** Opening Input data block **
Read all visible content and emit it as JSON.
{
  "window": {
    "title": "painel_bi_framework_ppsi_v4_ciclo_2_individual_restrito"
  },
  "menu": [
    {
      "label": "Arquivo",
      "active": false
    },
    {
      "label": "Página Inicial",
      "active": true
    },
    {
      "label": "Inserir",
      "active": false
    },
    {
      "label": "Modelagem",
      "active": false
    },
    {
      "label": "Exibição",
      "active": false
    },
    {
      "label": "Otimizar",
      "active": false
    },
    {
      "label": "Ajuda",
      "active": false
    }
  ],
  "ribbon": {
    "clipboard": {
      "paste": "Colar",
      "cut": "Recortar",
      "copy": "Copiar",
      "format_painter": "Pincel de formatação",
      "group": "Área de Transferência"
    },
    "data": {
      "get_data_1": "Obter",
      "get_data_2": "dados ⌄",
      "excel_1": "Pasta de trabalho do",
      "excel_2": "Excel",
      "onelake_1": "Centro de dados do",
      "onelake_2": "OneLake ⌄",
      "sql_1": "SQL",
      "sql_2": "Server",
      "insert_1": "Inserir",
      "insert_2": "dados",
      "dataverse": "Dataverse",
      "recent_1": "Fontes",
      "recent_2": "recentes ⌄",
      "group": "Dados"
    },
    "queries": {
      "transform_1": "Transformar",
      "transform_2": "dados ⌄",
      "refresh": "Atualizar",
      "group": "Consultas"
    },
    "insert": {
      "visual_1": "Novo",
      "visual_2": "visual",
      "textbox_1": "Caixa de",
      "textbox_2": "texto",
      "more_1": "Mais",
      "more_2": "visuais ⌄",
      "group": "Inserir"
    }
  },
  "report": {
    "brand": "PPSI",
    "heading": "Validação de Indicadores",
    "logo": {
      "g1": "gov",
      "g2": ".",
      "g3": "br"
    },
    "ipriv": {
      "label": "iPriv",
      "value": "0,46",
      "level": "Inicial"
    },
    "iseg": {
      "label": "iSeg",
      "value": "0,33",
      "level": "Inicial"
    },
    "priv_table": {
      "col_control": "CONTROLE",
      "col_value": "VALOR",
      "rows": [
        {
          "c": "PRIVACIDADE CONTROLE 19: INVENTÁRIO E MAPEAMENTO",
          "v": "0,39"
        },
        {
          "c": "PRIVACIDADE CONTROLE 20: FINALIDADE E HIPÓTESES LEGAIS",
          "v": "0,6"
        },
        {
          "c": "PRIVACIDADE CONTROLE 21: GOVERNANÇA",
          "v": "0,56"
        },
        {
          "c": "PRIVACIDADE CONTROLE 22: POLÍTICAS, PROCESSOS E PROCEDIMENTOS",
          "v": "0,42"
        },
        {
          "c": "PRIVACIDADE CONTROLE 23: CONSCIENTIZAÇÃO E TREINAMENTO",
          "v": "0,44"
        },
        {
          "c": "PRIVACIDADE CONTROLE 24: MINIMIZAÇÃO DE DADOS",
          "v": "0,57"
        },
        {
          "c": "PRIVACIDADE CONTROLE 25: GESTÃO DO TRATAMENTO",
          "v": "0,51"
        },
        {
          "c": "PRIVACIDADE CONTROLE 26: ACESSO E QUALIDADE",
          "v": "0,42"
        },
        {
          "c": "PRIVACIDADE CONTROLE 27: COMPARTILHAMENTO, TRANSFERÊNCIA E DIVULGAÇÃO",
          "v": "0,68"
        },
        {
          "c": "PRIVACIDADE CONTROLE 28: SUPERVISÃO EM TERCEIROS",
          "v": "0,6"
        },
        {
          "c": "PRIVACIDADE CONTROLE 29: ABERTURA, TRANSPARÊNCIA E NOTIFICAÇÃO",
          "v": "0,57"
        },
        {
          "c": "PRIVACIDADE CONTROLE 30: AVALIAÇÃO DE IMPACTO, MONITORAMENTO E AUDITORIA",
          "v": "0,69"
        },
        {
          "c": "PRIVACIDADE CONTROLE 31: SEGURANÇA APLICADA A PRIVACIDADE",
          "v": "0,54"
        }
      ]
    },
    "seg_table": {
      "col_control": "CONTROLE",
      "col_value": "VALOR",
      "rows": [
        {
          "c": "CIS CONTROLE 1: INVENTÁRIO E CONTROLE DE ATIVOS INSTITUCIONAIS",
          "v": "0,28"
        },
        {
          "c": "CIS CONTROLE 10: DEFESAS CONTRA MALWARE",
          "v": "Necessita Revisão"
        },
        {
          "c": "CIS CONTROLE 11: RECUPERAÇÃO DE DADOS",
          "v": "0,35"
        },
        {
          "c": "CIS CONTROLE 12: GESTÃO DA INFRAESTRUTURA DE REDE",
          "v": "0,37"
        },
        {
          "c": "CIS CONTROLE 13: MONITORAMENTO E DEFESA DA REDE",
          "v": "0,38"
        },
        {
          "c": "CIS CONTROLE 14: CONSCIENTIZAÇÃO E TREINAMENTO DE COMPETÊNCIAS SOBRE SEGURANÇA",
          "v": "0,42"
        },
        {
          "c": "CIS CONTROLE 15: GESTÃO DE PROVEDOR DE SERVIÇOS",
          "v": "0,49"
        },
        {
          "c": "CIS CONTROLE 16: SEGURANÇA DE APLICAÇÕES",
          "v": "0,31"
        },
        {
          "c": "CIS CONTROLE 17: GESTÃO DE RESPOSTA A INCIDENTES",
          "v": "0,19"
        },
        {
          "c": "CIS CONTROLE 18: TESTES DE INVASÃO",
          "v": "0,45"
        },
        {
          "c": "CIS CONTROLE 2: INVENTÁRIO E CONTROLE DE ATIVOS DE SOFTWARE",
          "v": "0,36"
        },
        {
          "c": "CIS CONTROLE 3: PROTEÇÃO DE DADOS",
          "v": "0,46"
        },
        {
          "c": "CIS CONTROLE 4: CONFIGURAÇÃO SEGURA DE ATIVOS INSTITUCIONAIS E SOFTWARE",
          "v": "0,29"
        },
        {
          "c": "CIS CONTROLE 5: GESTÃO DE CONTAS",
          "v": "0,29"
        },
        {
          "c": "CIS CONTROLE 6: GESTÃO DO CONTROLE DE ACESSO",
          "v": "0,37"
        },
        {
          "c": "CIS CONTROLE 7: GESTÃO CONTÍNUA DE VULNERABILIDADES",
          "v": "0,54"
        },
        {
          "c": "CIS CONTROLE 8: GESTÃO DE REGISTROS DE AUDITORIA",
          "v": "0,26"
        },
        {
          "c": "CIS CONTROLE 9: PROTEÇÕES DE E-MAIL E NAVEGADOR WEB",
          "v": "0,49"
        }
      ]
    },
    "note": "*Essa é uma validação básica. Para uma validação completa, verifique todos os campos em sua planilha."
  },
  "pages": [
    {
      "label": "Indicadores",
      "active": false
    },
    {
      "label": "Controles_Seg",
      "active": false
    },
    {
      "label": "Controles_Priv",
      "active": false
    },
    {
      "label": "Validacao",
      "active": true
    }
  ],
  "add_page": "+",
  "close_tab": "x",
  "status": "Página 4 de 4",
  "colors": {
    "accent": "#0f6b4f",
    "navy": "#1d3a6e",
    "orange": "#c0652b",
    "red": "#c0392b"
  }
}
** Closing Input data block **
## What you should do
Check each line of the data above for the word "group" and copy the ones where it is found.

## Solution
      "group": "Área de Transferência"
      "group": "Dados"
      "group": "Consultas"
      "group": "Inserir"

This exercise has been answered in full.